Beijing will be the first Chinese city to publicize hourly air quality data based on the so-called PM2.5 standard, which measures particles smaller than 2.5 microns that cause the most serious health problems because they get deep inside the lungs. Chinese authorities now publish data that measure larger air particles of up to 10 microns in diameter. The decision represents one of the most significant examples yet of Chinese authorities yielding to public pressure exerted principally over the Internet via microblogs, which are similar to Twitter and have become hugely popular over the last few years.

The Beijing Municipal Environmental Protection Bureau said late Thursday that it would start PM2.5 readings every hour on its website by the start of the Lunar New Year on Jan. 23, and in real time by the end of 2012. The national government had previously said PM2.5 readings were only for internal use and did not have to be made public until 2016.

Beijing is ranked as one of the world's most polluted cities by the World Health Organization and is regularly shrouded in choking smog that grounds flights, forces parents to keep children indoors, and causes widespread respiratory problems.
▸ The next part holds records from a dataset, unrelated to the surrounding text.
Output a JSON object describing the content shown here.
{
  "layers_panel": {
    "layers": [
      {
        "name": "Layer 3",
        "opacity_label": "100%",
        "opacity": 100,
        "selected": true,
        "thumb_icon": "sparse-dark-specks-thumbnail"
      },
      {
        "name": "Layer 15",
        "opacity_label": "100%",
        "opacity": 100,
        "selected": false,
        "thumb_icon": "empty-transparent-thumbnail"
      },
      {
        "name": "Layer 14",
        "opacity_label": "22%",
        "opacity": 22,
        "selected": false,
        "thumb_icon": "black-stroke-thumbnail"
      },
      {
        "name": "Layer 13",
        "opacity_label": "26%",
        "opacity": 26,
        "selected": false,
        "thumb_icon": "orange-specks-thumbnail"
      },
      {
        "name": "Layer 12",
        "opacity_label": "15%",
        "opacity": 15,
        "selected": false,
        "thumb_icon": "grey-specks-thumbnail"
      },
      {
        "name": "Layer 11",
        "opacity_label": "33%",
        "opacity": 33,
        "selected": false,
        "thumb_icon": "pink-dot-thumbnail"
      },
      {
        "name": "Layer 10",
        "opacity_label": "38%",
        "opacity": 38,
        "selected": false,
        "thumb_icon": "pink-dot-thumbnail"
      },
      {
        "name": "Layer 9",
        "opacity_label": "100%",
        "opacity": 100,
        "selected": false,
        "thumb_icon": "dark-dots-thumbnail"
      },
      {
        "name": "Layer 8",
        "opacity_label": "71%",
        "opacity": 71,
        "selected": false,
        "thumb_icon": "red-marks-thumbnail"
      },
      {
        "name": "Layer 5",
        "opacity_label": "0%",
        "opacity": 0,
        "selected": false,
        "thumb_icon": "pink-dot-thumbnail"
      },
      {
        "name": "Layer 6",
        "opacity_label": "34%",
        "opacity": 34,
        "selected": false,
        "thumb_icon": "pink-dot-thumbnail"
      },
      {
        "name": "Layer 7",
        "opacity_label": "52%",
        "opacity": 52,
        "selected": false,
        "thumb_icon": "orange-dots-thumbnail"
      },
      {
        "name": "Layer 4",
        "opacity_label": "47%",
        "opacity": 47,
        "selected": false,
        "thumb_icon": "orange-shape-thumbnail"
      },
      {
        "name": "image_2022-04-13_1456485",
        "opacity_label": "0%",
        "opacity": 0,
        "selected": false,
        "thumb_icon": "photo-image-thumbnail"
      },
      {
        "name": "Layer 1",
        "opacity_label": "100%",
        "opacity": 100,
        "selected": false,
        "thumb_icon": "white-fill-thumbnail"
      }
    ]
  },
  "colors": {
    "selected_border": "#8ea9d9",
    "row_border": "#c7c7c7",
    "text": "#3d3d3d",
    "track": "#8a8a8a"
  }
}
Beijing was the fifth worst with average annual levels of 121 micrograms per cubic meter of air, compared with a global average of 71 and a recommended level of 20.

The most polluted city in the U.S. based on PM10 was Bakersfield, Calif., with an average of 38 micrograms, according to the WHO report. (WSJ, 1/7/2012)